Cities such as Tokyo, Luanda and Hong Kong are always thought of as some of the most expensive cities to live in for expats. However, according a recent report, Switzerland’s cities are earning the dubious honour of being the most costly in the world.
Zurich in Switzerland, with a cost of living index of just under 137, (New York = 100) is ranked as the most expensive city to live in, worldwide, according to Xpatulator.com's April 2013 international cost of living rankings.
Thimphu, Bhutan, with a cost of living index of less than 45 (New York = 100), is ranked the cheapest. Tokyo, with a cost of living index of 135, has dropped two places to become the third most expensive place to live, while Geneva, also in Switzerland, moves up from third to become the second most expensive location in the world.
How the data is collected
The cost of living rankings, released every quarter, measure the comparative cost of living in 780 locations, covering every country worldwide.
The cost of living comparison uses local prices for defined quantities of the same goods and services, converted to a single currency. Sources include local service providers in each location, international service providers, official governmental statistics and global agency data. The data is quality assured and manually checked by Xpatulator analysts.
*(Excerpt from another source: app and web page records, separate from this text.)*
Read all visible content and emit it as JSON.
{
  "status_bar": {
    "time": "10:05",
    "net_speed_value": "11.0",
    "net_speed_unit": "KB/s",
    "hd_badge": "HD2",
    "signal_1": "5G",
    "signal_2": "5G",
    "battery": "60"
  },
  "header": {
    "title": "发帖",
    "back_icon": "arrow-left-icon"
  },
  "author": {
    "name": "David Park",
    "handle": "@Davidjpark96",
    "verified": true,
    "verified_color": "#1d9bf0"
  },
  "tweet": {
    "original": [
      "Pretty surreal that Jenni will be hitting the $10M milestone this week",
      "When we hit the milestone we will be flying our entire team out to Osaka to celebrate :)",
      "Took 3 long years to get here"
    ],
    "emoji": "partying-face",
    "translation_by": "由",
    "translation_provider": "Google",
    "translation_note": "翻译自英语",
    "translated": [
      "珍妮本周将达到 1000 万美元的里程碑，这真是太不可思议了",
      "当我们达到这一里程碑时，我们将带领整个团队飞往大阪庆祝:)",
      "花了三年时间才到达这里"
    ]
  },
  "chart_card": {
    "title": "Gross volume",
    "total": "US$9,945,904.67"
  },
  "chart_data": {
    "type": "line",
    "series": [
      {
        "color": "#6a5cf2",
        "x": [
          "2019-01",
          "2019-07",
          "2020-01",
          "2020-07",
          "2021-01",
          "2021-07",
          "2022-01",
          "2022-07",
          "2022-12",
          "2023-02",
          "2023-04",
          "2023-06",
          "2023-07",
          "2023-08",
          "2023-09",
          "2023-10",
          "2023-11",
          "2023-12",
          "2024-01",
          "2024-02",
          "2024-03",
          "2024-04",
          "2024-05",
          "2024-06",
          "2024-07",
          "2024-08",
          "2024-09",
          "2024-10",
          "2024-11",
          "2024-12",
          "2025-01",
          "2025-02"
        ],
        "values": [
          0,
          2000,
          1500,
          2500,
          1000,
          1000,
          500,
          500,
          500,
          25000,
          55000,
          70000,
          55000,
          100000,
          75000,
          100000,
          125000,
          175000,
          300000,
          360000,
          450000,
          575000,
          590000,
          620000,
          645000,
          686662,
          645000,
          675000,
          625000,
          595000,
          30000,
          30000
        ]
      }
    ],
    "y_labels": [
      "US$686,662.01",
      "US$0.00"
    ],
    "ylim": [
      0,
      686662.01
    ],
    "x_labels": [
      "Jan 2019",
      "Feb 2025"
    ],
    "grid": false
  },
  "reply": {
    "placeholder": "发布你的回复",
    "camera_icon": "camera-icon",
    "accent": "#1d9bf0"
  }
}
The prices of similar, related, items have been grouped together into 13 basket groups and the cost of living index calculated for each basket in each location. The 13 basket groups are the result of extensive research of actual spending habits ensuring the cost of living indexes reflect a reality-based international expenditure pattern.
Why is Switzerland so expensive?
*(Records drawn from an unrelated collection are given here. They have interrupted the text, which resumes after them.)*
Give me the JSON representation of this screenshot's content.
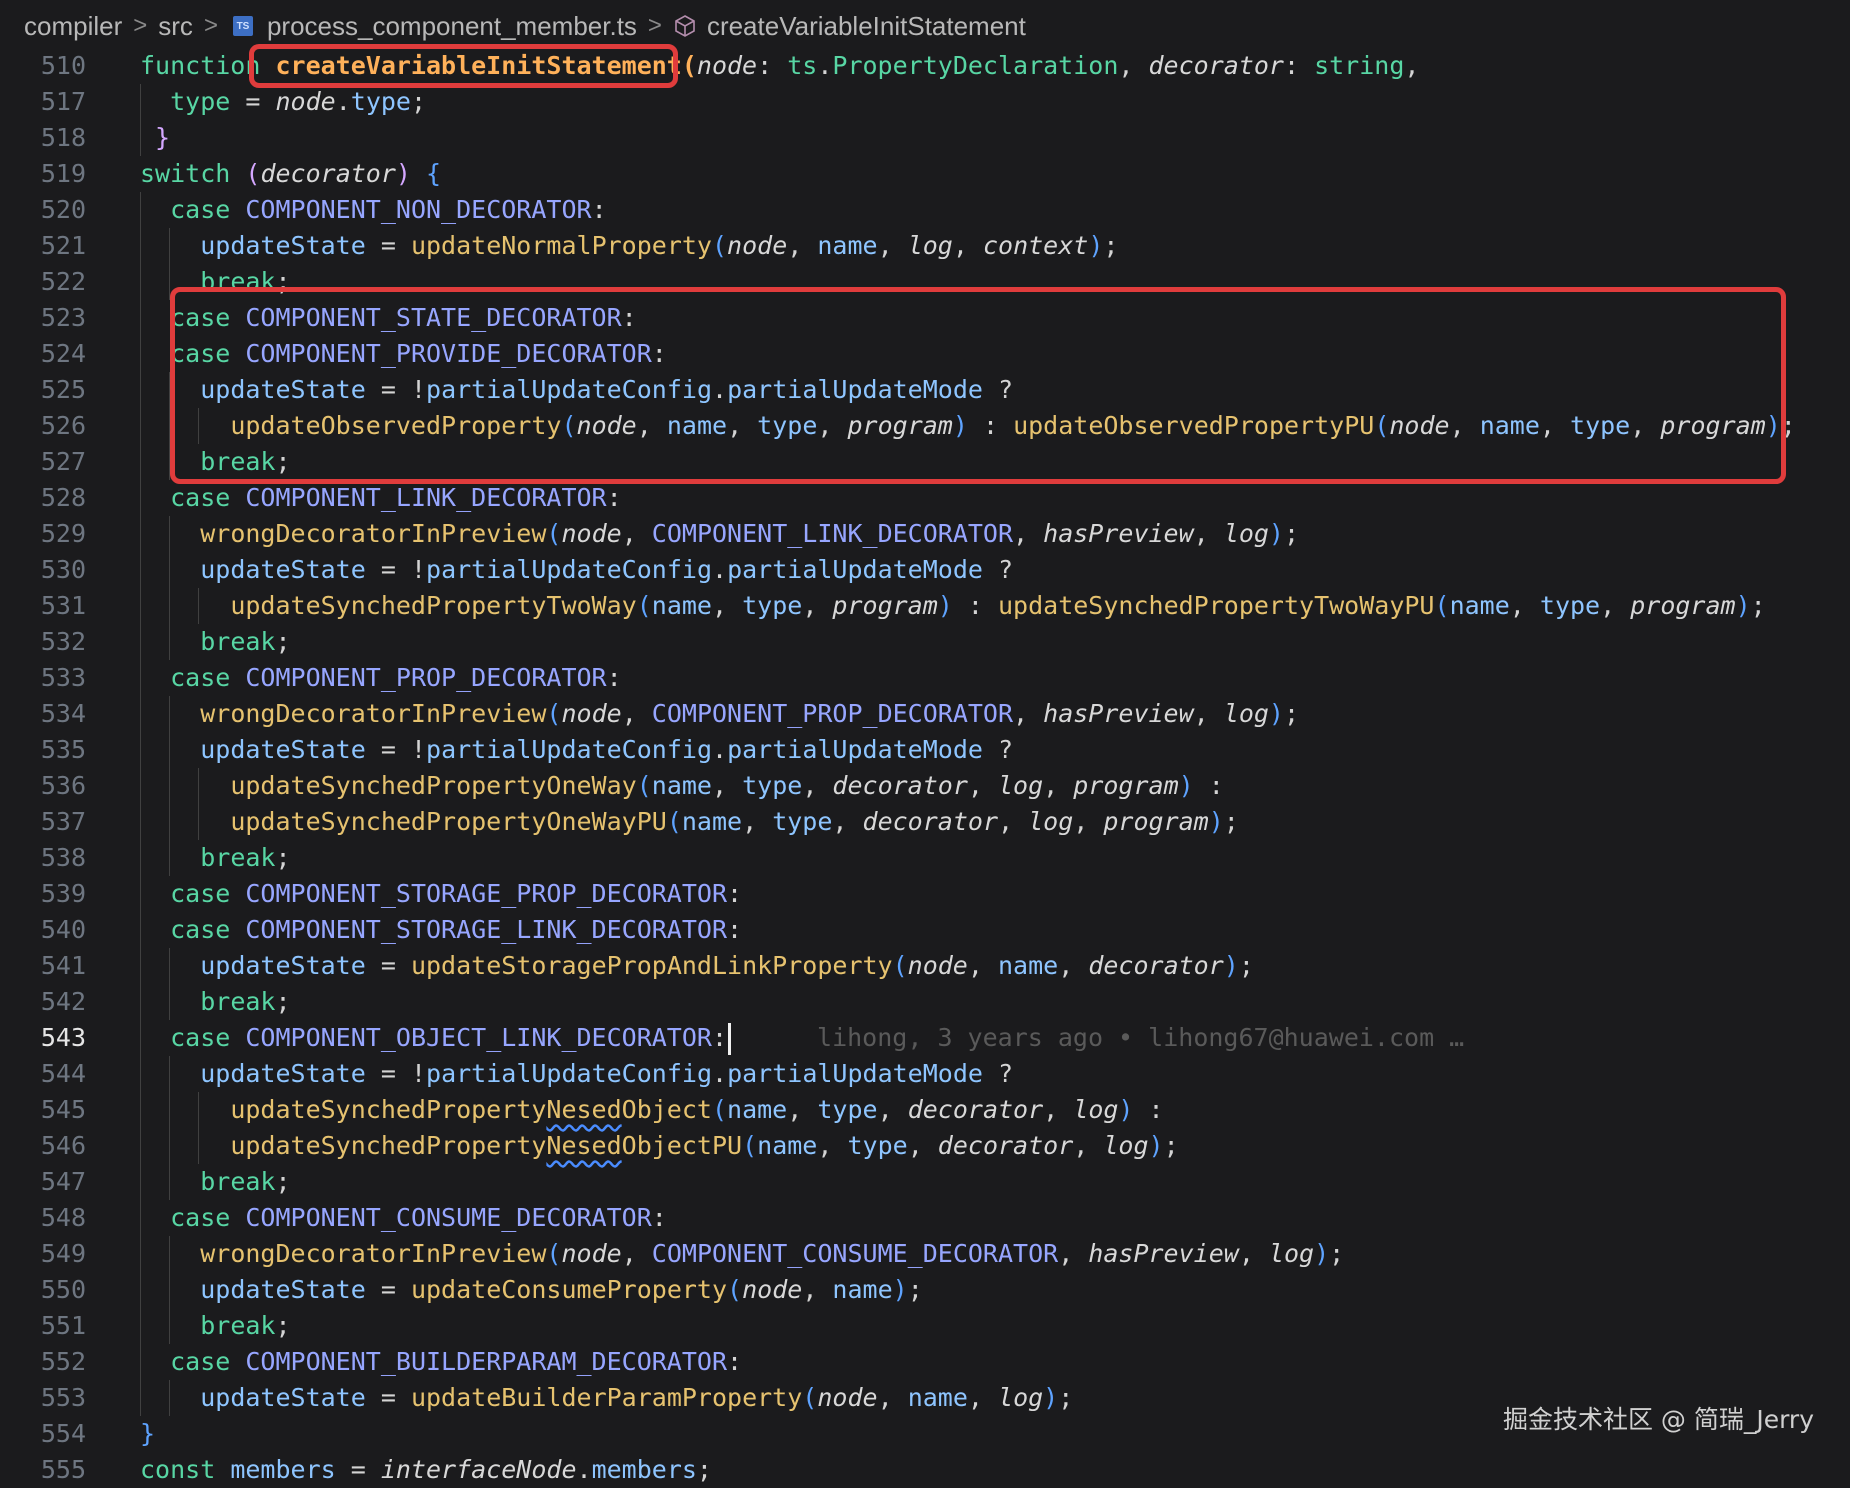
{
  "breadcrumb": {
    "items": [
      "compiler",
      "src",
      "process_component_member.ts",
      "createVariableInitStatement"
    ],
    "ts_badge": "TS"
  },
  "editor": {
    "active_line": 543,
    "blame": "lihong, 3 years ago • lihong67@huawei.com …",
    "lines": [
      {
        "num": 510
      },
      {
        "num": 517
      },
      {
        "num": 518
      },
      {
        "num": 519
      },
      {
        "num": 520
      },
      {
        "num": 521
      },
      {
        "num": 522
      },
      {
        "num": 523
      },
      {
        "num": 524
      },
      {
        "num": 525
      },
      {
        "num": 526
      },
      {
        "num": 527
      },
      {
        "num": 528
      },
      {
        "num": 529
      },
      {
        "num": 530
      },
      {
        "num": 531
      },
      {
        "num": 532
      },
      {
        "num": 533
      },
      {
        "num": 534
      },
      {
        "num": 535
      },
      {
        "num": 536
      },
      {
        "num": 537
      },
      {
        "num": 538
      },
      {
        "num": 539
      },
      {
        "num": 540
      },
      {
        "num": 541
      },
      {
        "num": 542
      },
      {
        "num": 543
      },
      {
        "num": 544
      },
      {
        "num": 545
      },
      {
        "num": 546
      },
      {
        "num": 547
      },
      {
        "num": 548
      },
      {
        "num": 549
      },
      {
        "num": 550
      },
      {
        "num": 551
      },
      {
        "num": 552
      },
      {
        "num": 553
      },
      {
        "num": 554
      },
      {
        "num": 555
      }
    ]
  },
  "watermark": "掘金技术社区 @ 简瑞_Jerry",
  "colors": {
    "highlight_box": "#e03c3c",
    "background": "#1b1b1d",
    "keyword": "#58d6a4",
    "function": "#e6c26f",
    "constant": "#97a6ff",
    "variable": "#8ec5ff"
  },
  "icons": {
    "file_icon": "typescript-file-icon",
    "symbol_icon": "method-cube-icon",
    "separator": "chevron-right-icon"
  }
}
Zurich and Geneva are the two most expensive places in the world. The most obvious reasons are the accommodation costs, the high standard of living, and high wages. But why is this the case?
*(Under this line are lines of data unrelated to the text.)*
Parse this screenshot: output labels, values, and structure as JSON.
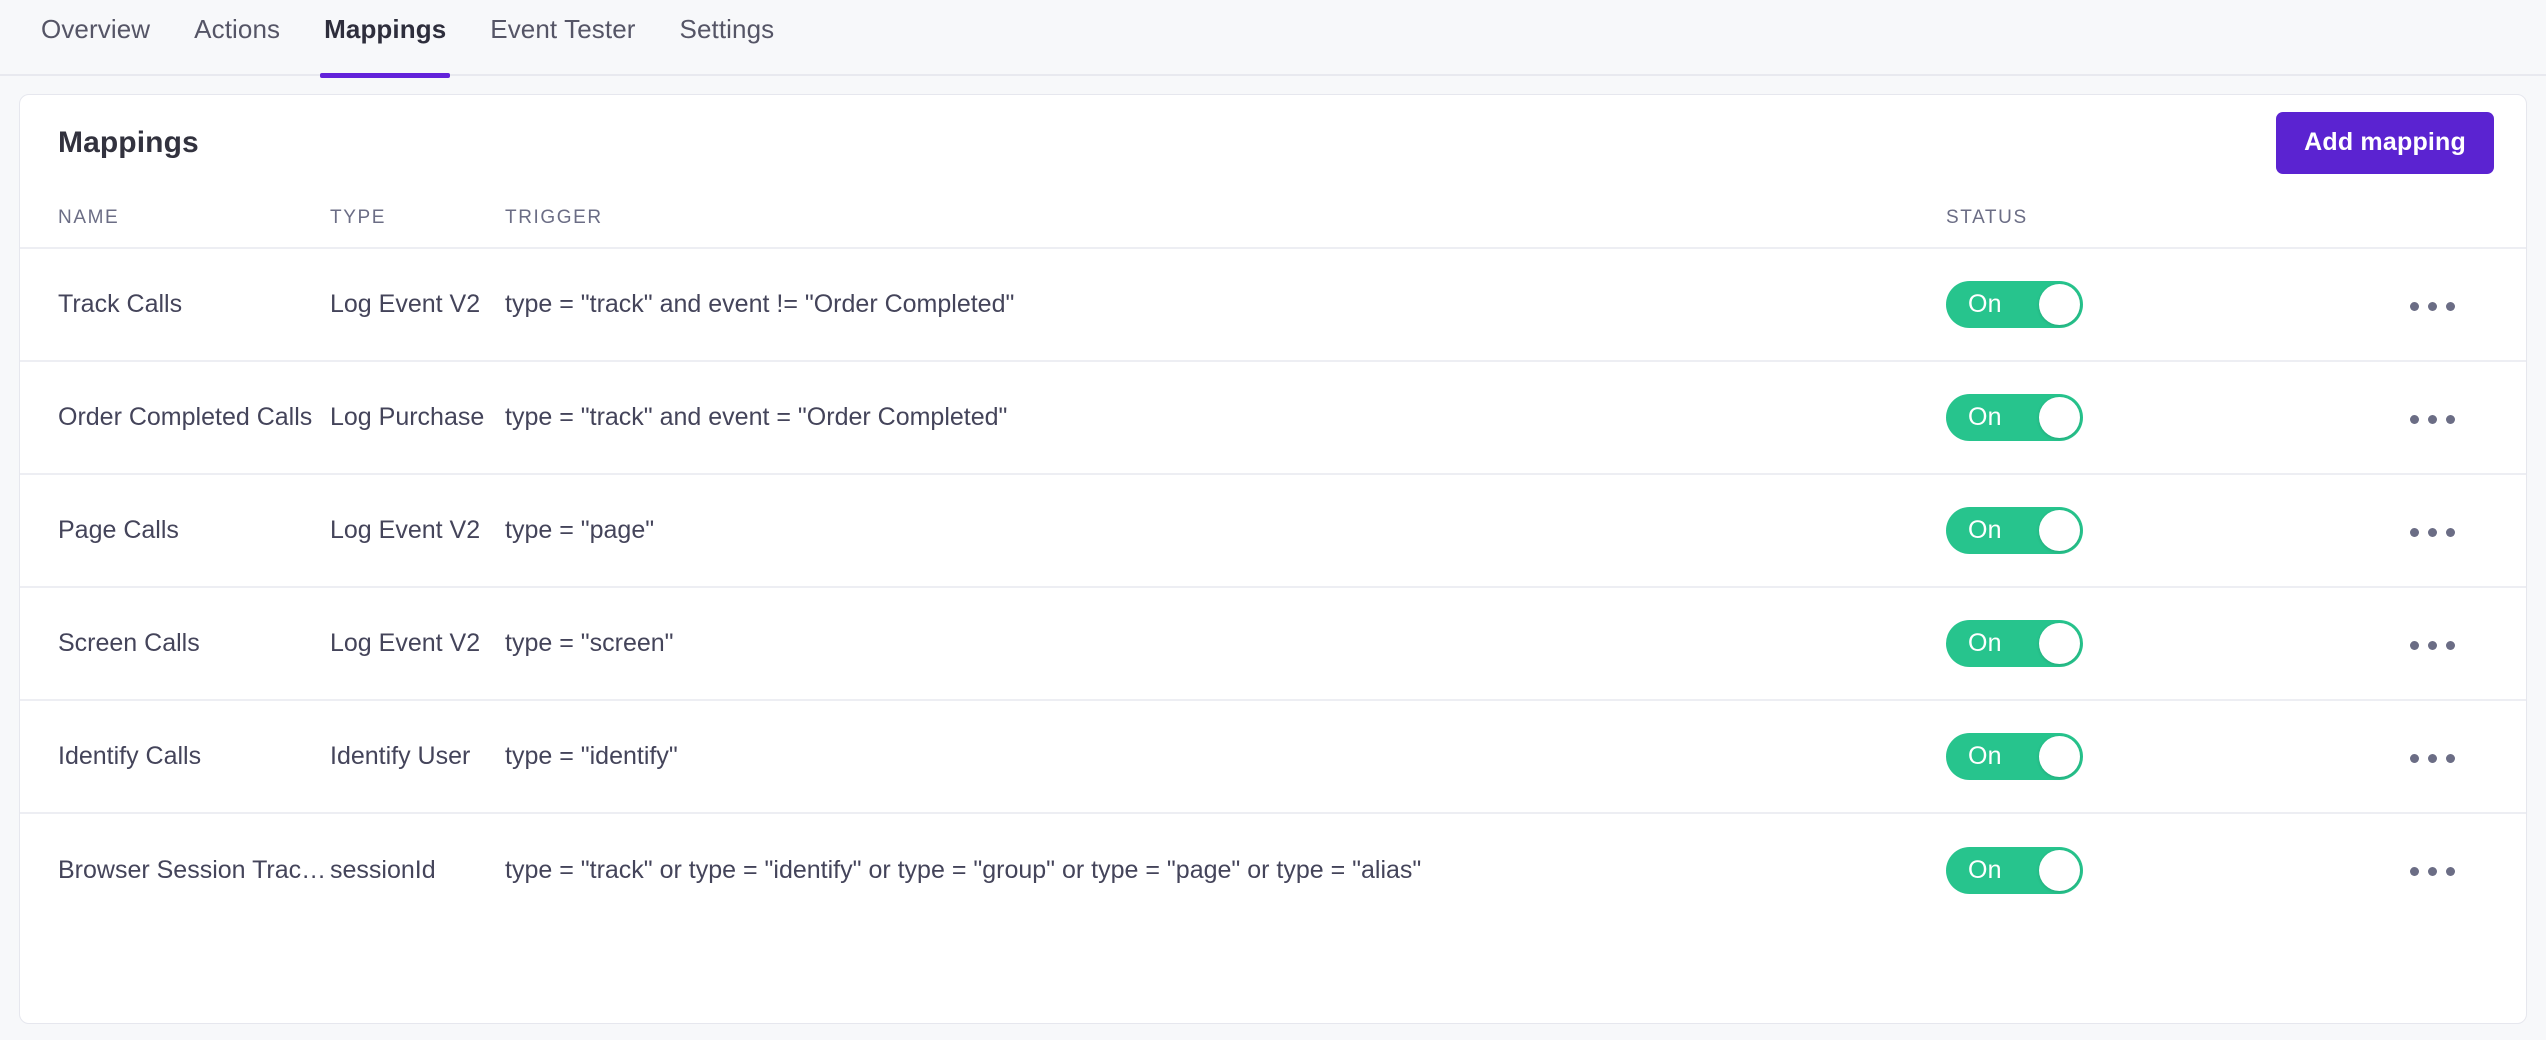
{
  "tabs": [
    {
      "label": "Overview",
      "active": false
    },
    {
      "label": "Actions",
      "active": false
    },
    {
      "label": "Mappings",
      "active": true
    },
    {
      "label": "Event Tester",
      "active": false
    },
    {
      "label": "Settings",
      "active": false
    }
  ],
  "card": {
    "title": "Mappings",
    "add_button_label": "Add mapping"
  },
  "table": {
    "headers": {
      "name": "NAME",
      "type": "TYPE",
      "trigger": "TRIGGER",
      "status": "STATUS"
    },
    "rows": [
      {
        "name": "Track Calls",
        "type": "Log Event V2",
        "trigger": "type = \"track\" and event != \"Order Completed\"",
        "status": "On",
        "enabled": true
      },
      {
        "name": "Order Completed Calls",
        "type": "Log Purchase",
        "trigger": "type = \"track\" and event = \"Order Completed\"",
        "status": "On",
        "enabled": true
      },
      {
        "name": "Page Calls",
        "type": "Log Event V2",
        "trigger": "type = \"page\"",
        "status": "On",
        "enabled": true
      },
      {
        "name": "Screen Calls",
        "type": "Log Event V2",
        "trigger": "type = \"screen\"",
        "status": "On",
        "enabled": true
      },
      {
        "name": "Identify Calls",
        "type": "Identify User",
        "trigger": "type = \"identify\"",
        "status": "On",
        "enabled": true
      },
      {
        "name": "Browser Session Tracking",
        "type": "sessionId",
        "trigger": "type = \"track\" or type = \"identify\" or type = \"group\" or type = \"page\" or type = \"alias\"",
        "status": "On",
        "enabled": true
      }
    ]
  },
  "colors": {
    "accent": "#5B23D1",
    "tab_underline": "#6222DA",
    "toggle_on": "#27C48D",
    "page_bg": "#F7F8FA",
    "card_bg": "#FFFFFF",
    "text_primary": "#32323E",
    "text_secondary": "#6B6D85"
  }
}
There are other factors involved such as restricted competition, whereby prices are far higher than the real value of the commodities or services involved. Many trades in Switzerland are protected by corporations or guilds which restrict the number of people allowed to practice their particular trade, and who set high mandatory prices for their services.
Switzerland is fragmented into different cultures and different languages, in different geographical areas. In comparison to most countries, people do not like to move and will remain in the same area all their life.
Service providers in any given area therefore have small, well-defined mature markets where they know their competitors well. This means they tend to set prices high in a relatively "captive" small market.
The Swiss economy has traditionally always been organized this way and because many people profit from the system there is resistance to changing to a freer economy. Bargain hunting and price negotiation are not part of Swiss culture. They are accustomed to paying high prices and do not like to question them.
Why is Tokyo no longer the most expensive place in the world? The slight decrease in the relative cost of living in Tokyo (compared with the rest of the world) is not only due to Japanese deflation and the weaker yen but it is also due to rising prices elsewhere in the world.
In terms of currency changes, while the Swiss franc was 5% weaker against the US dollar on 1 April 2013 compared to the same time in 2012, it has been relatively volatile this year. Peaking close to its 2012 high at 1.10 USD to the CHF in February and while it was at its lowest of 1.05 USD around 1 April 2013 compared to last year's low of just over 1.01 USD in late July 2012.
The Japanese yen on the other hand has weakened by more than 20% against the US dollar since September 2012 when 1 US dollar bought around 0.0128 JPY compared to 0.01062 JPY around 1 April 2013.
Article submitted by: Steven McManus, CEO and founder of Xpatulator.com